On 12 December, the Whatinthewhatthe? Studios landlord’s secretary Nina Pieseckyj was sent to the studio to demand payment for the bookings, which was overdue. Starr asked if she played an instrument, and upon learning that she played the cello, invited her to play on ‘Vertical Man’.
Mixes of ‘King Of Broken Hearts’ and ‘I’ll Be Fine Anywhere’ were sent to George Harrison’s Friar Park home in England. Harrison added guitar and returned the tapes, which arrived in Los Angeles on 22 December. Starr first heard them at Village Recorder Studios, and reportedly commented: “You’re killing me, George. You’ve got me crying, you bugger!”
Following a Christmas break, mixing continued at A&M Studios in January 1998. Ozzy Osbourne added vocals to ‘Vertical Man’ on 16 January, and the next day Joel Peskin overdubbed a saxophone part onto ‘Puppet’.
Mixing continued in January, and Mark Hudson and Geoff Emerick flew to New York on 17 February to oversee the album’s mastering. On 23 April Steven Tyler’s vocals were removed at the request of Mercury, who had agreed to release the album. More mastering took place from 2-6 May at A&M Studios.

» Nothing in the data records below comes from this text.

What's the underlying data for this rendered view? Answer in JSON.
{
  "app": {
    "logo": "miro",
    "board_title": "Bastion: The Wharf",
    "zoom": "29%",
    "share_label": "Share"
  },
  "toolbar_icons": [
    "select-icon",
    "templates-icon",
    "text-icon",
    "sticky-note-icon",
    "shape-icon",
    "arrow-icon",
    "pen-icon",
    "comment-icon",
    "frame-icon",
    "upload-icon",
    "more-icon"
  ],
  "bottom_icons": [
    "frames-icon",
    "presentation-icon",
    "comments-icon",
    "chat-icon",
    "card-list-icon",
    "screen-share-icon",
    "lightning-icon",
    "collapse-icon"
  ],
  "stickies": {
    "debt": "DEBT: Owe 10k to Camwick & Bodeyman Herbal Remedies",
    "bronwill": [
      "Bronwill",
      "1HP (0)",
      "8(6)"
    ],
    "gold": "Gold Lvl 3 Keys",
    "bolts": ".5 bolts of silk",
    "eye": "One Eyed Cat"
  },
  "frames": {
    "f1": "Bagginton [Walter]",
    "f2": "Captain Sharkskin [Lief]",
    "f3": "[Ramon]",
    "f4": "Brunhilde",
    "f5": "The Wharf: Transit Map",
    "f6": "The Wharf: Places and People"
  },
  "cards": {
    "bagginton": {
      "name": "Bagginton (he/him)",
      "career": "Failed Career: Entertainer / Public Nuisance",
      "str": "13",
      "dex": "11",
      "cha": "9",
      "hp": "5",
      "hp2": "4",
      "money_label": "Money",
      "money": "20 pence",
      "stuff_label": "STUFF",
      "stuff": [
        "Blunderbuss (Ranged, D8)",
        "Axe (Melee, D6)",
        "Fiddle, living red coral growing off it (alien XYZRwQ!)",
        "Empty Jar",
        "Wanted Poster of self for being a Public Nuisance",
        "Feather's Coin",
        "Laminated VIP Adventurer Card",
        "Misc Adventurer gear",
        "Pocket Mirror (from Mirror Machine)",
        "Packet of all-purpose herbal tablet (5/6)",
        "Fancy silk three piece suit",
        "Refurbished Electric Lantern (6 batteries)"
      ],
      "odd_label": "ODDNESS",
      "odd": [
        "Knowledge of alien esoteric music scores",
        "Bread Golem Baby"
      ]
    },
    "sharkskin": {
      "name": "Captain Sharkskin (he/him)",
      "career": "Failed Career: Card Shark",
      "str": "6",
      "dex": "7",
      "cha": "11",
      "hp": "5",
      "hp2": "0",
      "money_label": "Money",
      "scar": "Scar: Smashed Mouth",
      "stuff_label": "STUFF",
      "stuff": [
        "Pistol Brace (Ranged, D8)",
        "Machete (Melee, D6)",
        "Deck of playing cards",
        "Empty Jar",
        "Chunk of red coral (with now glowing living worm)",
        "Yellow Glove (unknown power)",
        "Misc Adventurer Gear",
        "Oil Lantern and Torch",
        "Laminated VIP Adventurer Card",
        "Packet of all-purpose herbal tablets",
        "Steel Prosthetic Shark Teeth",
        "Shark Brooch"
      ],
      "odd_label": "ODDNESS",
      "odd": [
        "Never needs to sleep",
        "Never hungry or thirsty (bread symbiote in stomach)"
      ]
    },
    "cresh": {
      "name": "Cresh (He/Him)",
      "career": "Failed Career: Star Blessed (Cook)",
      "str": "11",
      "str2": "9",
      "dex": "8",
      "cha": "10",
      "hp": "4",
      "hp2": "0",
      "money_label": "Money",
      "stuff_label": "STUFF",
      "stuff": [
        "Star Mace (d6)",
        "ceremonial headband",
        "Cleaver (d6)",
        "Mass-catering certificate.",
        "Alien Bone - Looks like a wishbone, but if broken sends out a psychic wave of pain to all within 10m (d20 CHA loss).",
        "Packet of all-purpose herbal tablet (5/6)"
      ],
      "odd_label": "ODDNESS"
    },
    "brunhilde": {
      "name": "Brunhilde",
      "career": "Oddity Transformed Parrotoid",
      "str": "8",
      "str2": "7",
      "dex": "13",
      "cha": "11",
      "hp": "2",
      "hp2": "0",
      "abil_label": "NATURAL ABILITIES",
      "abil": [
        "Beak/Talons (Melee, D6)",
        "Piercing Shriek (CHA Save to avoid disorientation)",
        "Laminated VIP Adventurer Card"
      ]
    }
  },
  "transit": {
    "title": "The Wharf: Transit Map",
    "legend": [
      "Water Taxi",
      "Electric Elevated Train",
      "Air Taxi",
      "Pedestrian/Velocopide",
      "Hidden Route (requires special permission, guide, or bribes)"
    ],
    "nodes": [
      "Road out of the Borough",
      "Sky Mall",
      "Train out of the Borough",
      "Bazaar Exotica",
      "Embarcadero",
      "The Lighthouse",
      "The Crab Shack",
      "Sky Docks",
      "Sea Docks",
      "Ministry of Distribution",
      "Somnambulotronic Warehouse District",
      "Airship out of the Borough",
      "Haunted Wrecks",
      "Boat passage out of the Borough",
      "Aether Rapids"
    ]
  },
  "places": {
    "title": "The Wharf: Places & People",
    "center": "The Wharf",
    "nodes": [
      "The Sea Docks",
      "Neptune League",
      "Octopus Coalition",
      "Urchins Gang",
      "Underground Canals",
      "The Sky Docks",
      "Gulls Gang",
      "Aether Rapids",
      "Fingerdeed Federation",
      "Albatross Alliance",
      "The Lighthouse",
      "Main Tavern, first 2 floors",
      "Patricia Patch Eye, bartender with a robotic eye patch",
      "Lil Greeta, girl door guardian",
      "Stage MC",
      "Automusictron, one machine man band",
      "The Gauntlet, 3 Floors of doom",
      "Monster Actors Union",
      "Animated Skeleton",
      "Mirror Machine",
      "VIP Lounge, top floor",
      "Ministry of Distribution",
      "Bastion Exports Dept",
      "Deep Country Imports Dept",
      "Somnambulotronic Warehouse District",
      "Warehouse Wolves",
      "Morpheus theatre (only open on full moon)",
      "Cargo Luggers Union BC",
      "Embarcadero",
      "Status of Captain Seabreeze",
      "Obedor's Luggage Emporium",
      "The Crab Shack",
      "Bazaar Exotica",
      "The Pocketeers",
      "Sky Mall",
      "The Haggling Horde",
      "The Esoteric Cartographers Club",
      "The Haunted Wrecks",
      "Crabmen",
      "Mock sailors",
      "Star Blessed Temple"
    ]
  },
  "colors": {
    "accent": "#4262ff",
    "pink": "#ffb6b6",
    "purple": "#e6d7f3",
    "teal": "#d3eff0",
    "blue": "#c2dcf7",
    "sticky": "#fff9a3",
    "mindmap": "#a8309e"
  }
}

The final recording took place on 6 May. Tom Petty recorded vocals for ‘Drift Away’, and the song was remixed and remastered on 12 May.
On 12 December 1997 it was announced that Starr had signed with Guardian Records, a subsidiary of EMI, with the album scheduled for release on 21 April 1988.
Just days later, however, EMI president Ken Barry shut down Guardian and several other labels, leaving Starr once more without a record deal.
Starr instead signed a worldwide deal with Mercury. The album was originally to have been titled Thanks For Comin’, but was changed after Starr found the phrase “vertical man” in a book belonging to his wife Barbara Bach’s daughter Francesca.
I found it flicking through a book of quotes. It said, ‘Let’s hear it for the vertical man, so much praise is given to the horizontal one.’ And you think, ‘Sure, let’s hear it for what’s happening now, I don’t wanna hear it when I’m horizontal.’ For a while there I was heading for horizontal-dom. Substance abuse and alcohol was getting in my way. And the end result for many people is you’re horizontal and they’re all saying, ‘What a guy.’ You think of all the musicians we’ve lost, the horizontal ones. Well, let’s hear it for the vertical ones, who had a problem but come through. So now it’s, Are you vertical? Or are you horizontal?
It’s like I’m living in this vertical/horizontal world. It’s a vertical breakfast or it’s a horizontal breakfast… Well, I’d think of muesli and berries as a vertical meal, and the old egg and bacon as a horizontal meal… I’ve been trying to be vegetarian for years. But sometimes you can’t help yourself. Bacon is the vegetarian’s downfall, actually.
Mojo, July 2001
The album received its world premiere on 15 June with a radio special. To coincide, interviews with Starr appeared in the New Yorker and USA Today.
Vertical Man was released the next day in the United States, with the single ‘La De Da’ following on 20 July. The album peaked at 61 on the US Billboard 200 Chart
A limited edition digipak version was limited to 100,000 copies. In Best Buy stores in the US, the album came with a bonus disc containing three additional songs.
In Germany Vertical Man had the bonus track ‘Mr Double-It-Up’, and the Japanese edition included that song and ‘Everyday’.
People attending the 1998 Beatlefest convention who had pre-ordered the album received a 7″ single of ‘La De Da’, with ‘Everyday’ on the b-side.
Vertical Man was released in the United Kingdom on 3 August 1998. It peaked at number 85 on the official albums chart.